What to work on:
In the records below, find the lines that include "this" and copy each.

Material supplied:
»»

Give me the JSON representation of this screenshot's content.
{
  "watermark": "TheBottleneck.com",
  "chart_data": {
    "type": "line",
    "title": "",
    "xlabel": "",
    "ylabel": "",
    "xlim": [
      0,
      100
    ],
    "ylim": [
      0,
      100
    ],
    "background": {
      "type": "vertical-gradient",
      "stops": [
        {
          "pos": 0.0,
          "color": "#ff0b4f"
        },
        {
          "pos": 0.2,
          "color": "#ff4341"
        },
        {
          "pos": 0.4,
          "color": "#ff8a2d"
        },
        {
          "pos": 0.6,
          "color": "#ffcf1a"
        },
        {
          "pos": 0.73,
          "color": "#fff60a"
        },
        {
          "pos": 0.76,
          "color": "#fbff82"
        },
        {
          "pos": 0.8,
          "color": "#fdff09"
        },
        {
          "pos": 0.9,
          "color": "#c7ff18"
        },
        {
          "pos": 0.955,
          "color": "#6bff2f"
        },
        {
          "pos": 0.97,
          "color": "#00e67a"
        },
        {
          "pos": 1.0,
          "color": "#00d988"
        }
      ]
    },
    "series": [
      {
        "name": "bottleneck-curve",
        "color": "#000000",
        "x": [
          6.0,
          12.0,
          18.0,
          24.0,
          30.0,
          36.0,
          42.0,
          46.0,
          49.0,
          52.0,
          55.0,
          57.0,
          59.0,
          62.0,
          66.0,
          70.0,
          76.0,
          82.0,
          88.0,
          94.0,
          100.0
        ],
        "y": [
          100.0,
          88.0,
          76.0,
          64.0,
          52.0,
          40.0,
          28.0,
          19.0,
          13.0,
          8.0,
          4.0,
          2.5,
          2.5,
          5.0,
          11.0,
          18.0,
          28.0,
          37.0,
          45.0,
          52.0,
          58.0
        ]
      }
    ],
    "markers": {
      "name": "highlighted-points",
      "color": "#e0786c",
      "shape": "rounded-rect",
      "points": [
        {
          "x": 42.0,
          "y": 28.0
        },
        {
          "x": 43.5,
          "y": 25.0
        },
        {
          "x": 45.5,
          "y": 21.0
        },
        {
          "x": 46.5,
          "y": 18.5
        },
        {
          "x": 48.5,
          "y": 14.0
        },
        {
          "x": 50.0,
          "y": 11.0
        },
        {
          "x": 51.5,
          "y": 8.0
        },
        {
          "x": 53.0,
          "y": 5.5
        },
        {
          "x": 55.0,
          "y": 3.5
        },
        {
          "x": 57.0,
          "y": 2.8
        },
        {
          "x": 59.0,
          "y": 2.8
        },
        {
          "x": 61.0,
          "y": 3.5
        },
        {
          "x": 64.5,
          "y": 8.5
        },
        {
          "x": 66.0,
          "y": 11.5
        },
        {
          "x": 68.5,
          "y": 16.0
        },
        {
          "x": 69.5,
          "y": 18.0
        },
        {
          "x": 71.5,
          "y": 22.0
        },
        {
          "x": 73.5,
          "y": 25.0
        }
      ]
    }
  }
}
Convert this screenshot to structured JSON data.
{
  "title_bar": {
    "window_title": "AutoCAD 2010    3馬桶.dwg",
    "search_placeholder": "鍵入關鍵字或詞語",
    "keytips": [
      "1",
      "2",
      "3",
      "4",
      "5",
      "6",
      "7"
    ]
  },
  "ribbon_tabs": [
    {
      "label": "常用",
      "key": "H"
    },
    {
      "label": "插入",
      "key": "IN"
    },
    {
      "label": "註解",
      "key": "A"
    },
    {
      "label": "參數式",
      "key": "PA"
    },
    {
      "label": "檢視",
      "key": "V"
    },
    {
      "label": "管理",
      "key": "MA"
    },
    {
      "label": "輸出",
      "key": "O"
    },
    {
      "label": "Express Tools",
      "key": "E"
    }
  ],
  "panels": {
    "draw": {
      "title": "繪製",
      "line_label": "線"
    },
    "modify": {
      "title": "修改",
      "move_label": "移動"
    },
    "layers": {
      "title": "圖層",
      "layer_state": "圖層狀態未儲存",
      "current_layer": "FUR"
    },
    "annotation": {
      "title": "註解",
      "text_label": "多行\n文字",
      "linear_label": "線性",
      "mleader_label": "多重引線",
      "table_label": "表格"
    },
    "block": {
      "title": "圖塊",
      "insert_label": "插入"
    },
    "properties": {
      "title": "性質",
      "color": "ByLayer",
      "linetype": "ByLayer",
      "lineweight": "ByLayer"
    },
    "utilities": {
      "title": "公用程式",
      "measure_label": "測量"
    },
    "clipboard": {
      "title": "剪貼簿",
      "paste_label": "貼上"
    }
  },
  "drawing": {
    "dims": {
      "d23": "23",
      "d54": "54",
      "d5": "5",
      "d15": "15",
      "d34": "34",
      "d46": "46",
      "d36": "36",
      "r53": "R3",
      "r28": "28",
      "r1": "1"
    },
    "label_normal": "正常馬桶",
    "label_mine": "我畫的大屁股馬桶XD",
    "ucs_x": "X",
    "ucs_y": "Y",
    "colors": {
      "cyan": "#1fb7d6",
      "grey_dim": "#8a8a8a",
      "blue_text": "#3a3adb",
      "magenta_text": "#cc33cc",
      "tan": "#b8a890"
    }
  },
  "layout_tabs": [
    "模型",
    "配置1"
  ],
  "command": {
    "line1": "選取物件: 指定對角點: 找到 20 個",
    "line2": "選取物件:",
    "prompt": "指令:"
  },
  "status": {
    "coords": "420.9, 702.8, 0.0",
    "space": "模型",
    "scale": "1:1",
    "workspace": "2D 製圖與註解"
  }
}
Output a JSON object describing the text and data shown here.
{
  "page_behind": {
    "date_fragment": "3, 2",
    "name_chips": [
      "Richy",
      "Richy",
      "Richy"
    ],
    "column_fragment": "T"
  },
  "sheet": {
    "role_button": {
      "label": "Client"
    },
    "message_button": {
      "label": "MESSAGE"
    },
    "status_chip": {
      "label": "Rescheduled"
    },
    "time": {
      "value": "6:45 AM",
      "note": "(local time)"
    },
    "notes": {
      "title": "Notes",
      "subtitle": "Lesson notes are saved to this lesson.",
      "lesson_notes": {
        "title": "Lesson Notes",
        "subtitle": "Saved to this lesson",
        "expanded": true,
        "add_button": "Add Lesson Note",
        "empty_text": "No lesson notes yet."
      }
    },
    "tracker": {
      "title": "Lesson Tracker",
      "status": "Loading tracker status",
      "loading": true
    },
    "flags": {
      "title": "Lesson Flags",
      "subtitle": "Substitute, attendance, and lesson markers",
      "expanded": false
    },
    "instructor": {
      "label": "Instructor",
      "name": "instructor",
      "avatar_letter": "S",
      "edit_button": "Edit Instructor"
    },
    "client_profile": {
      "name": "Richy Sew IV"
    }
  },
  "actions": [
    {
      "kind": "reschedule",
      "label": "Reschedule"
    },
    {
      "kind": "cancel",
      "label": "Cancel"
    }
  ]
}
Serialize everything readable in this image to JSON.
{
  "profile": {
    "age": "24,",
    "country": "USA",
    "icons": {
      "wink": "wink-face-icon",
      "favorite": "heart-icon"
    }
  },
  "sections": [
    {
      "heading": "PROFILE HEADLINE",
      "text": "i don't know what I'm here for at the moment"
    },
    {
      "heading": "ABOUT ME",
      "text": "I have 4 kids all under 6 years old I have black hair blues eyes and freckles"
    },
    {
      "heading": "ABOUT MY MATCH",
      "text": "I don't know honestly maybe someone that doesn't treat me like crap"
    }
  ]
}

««

Response area:
Give me the JSON representation of this screenshot's content.
Convert this screenshot to structured JSON data.
      "subtitle": "Lesson notes are saved to this lesson.",
        "subtitle": "Saved to this lesson",
Serialize everything readable in this image to JSON.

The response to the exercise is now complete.